---------- Data provided ----------

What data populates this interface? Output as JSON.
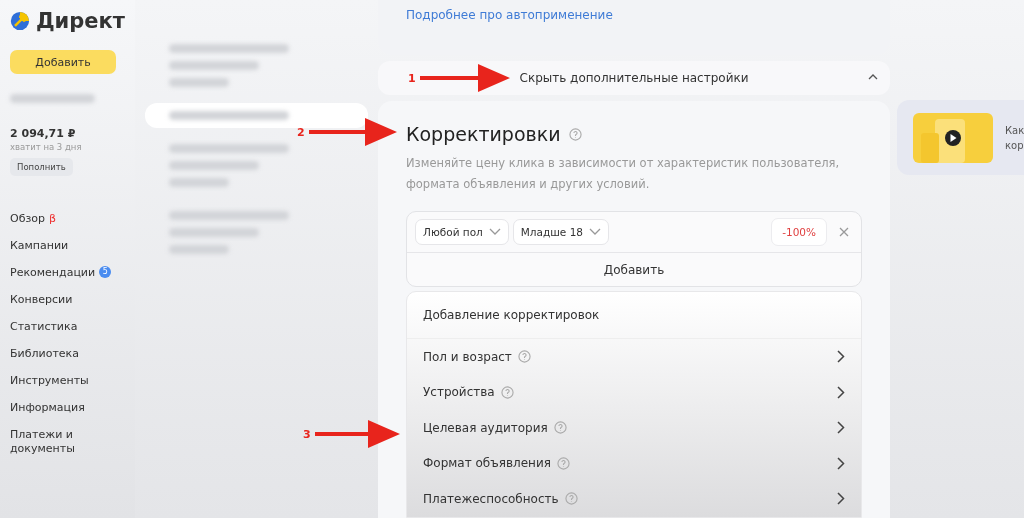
{
  "sidebar": {
    "logo": "Директ",
    "add_button": "Добавить",
    "balance": "2 094,71 ₽",
    "balance_note": "хватит на 3 дня",
    "topup_button": "Пополнить",
    "nav": [
      {
        "label": "Обзор",
        "mark": "β"
      },
      {
        "label": "Кампании"
      },
      {
        "label": "Рекомендации",
        "badge": "5"
      },
      {
        "label": "Конверсии"
      },
      {
        "label": "Статистика"
      },
      {
        "label": "Библиотека"
      },
      {
        "label": "Инструменты"
      },
      {
        "label": "Информация"
      },
      {
        "label": "Платежи и документы"
      }
    ]
  },
  "campaign_list": [
    {
      "selected": false
    },
    {
      "selected": true
    },
    {
      "selected": false
    },
    {
      "selected": false
    }
  ],
  "autoapply_link": "Подробнее про автоприменение",
  "settings_toggle": {
    "label": "Скрыть дополнительные настройки",
    "expanded": true
  },
  "corrections": {
    "title": "Корректировки",
    "description": "Изменяйте цену клика в зависимости от характеристик пользователя, формата объявления и других условий.",
    "filters": [
      "Любой пол",
      "Младше 18"
    ],
    "value": "-100%",
    "add_button": "Добавить"
  },
  "menu": {
    "title": "Добавление корректировок",
    "items": [
      "Пол и возраст",
      "Устройства",
      "Целевая аудитория",
      "Формат объявления",
      "Платежеспособность"
    ]
  },
  "video_card": {
    "lines": [
      "Как",
      "кор"
    ]
  },
  "annotations": [
    "1",
    "2",
    "3"
  ]
}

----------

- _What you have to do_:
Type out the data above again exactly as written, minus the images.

- _Expected answer_:
What data populates this interface? Output as JSON.
{
  "sidebar": {
    "logo": "Директ",
    "add_button": "Добавить",
    "balance": "2 094,71 ₽",
    "balance_note": "хватит на 3 дня",
    "topup_button": "Пополнить",
    "nav": [
      {
        "label": "Обзор",
        "mark": "β"
      },
      {
        "label": "Кампании"
      },
      {
        "label": "Рекомендации",
        "badge": "5"
      },
      {
        "label": "Конверсии"
      },
      {
        "label": "Статистика"
      },
      {
        "label": "Библиотека"
      },
      {
        "label": "Инструменты"
      },
      {
        "label": "Информация"
      },
      {
        "label": "Платежи и документы"
      }
    ]
  },
  "campaign_list": [
    {
      "selected": false
    },
    {
      "selected": true
    },
    {
      "selected": false
    },
    {
      "selected": false
    }
  ],
  "autoapply_link": "Подробнее про автоприменение",
  "settings_toggle": {
    "label": "Скрыть дополнительные настройки",
    "expanded": true
  },
  "corrections": {
    "title": "Корректировки",
    "description": "Изменяйте цену клика в зависимости от характеристик пользователя, формата объявления и других условий.",
    "filters": [
      "Любой пол",
      "Младше 18"
    ],
    "value": "-100%",
    "add_button": "Добавить"
  },
  "menu": {
    "title": "Добавление корректировок",
    "items": [
      "Пол и возраст",
      "Устройства",
      "Целевая аудитория",
      "Формат объявления",
      "Платежеспособность"
    ]
  },
  "video_card": {
    "lines": [
      "Как",
      "кор"
    ]
  },
  "annotations": [
    "1",
    "2",
    "3"
  ]
}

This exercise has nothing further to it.